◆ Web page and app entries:
>>>

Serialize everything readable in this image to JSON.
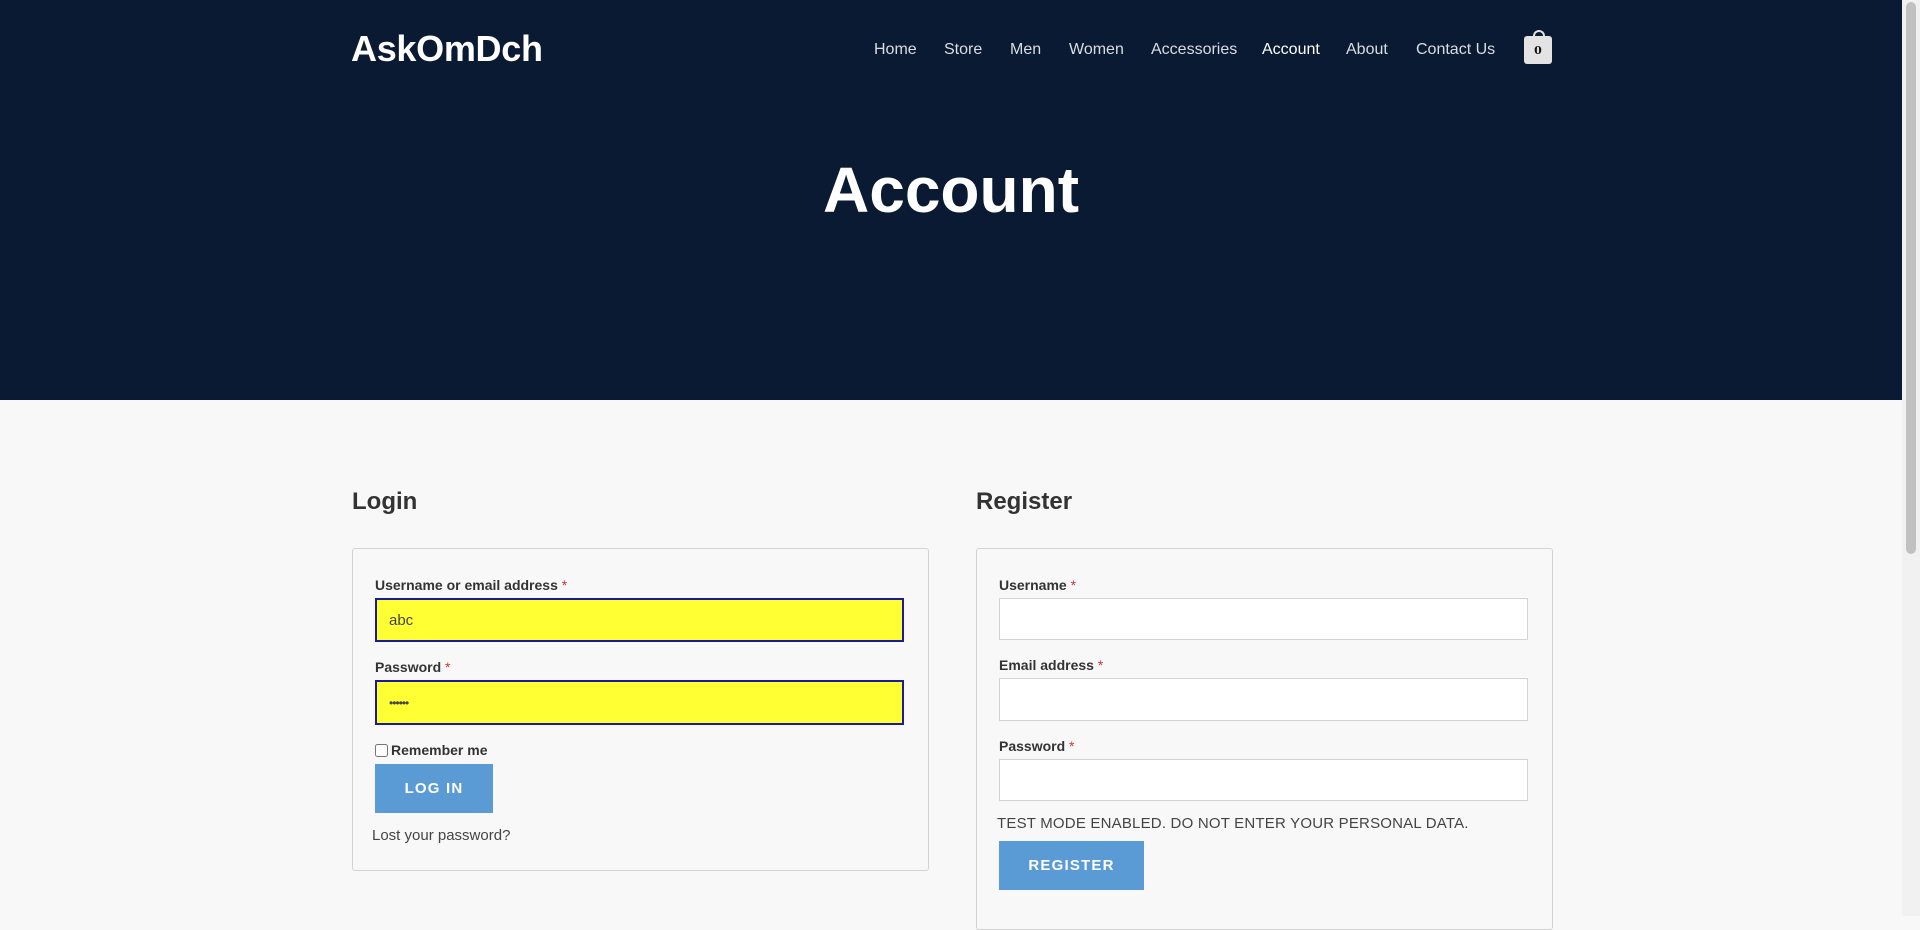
{
  "site": {
    "logo": "AskOmDch"
  },
  "nav": {
    "items": [
      {
        "label": "Home"
      },
      {
        "label": "Store"
      },
      {
        "label": "Men"
      },
      {
        "label": "Women"
      },
      {
        "label": "Accessories"
      },
      {
        "label": "Account",
        "active": true
      },
      {
        "label": "About"
      },
      {
        "label": "Contact Us"
      }
    ],
    "cart_count": "0"
  },
  "page": {
    "title": "Account"
  },
  "login": {
    "heading": "Login",
    "username_label": "Username or email address",
    "username_value": "abc",
    "password_label": "Password",
    "password_value": "••••••",
    "remember_label": "Remember me",
    "submit_label": "LOG IN",
    "lost_password": "Lost your password?"
  },
  "register": {
    "heading": "Register",
    "username_label": "Username",
    "email_label": "Email address",
    "password_label": "Password",
    "notice": "TEST MODE ENABLED. DO NOT ENTER YOUR PERSONAL DATA.",
    "submit_label": "REGISTER"
  },
  "required_marker": "*",
  "colors": {
    "header_bg": "#0b1a33",
    "accent_button": "#5b9bd5",
    "autofill_bg": "#ffff33",
    "required": "#cc3333"
  }
}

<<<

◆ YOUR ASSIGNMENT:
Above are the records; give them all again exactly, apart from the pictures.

◆ ANSWER AREA:
Serialize everything readable in this image to JSON.
{
  "site": {
    "logo": "AskOmDch"
  },
  "nav": {
    "items": [
      {
        "label": "Home"
      },
      {
        "label": "Store"
      },
      {
        "label": "Men"
      },
      {
        "label": "Women"
      },
      {
        "label": "Accessories"
      },
      {
        "label": "Account",
        "active": true
      },
      {
        "label": "About"
      },
      {
        "label": "Contact Us"
      }
    ],
    "cart_count": "0"
  },
  "page": {
    "title": "Account"
  },
  "login": {
    "heading": "Login",
    "username_label": "Username or email address",
    "username_value": "abc",
    "password_label": "Password",
    "password_value": "••••••",
    "remember_label": "Remember me",
    "submit_label": "LOG IN",
    "lost_password": "Lost your password?"
  },
  "register": {
    "heading": "Register",
    "username_label": "Username",
    "email_label": "Email address",
    "password_label": "Password",
    "notice": "TEST MODE ENABLED. DO NOT ENTER YOUR PERSONAL DATA.",
    "submit_label": "REGISTER"
  },
  "required_marker": "*",
  "colors": {
    "header_bg": "#0b1a33",
    "accent_button": "#5b9bd5",
    "autofill_bg": "#ffff33",
    "required": "#cc3333"
  }
}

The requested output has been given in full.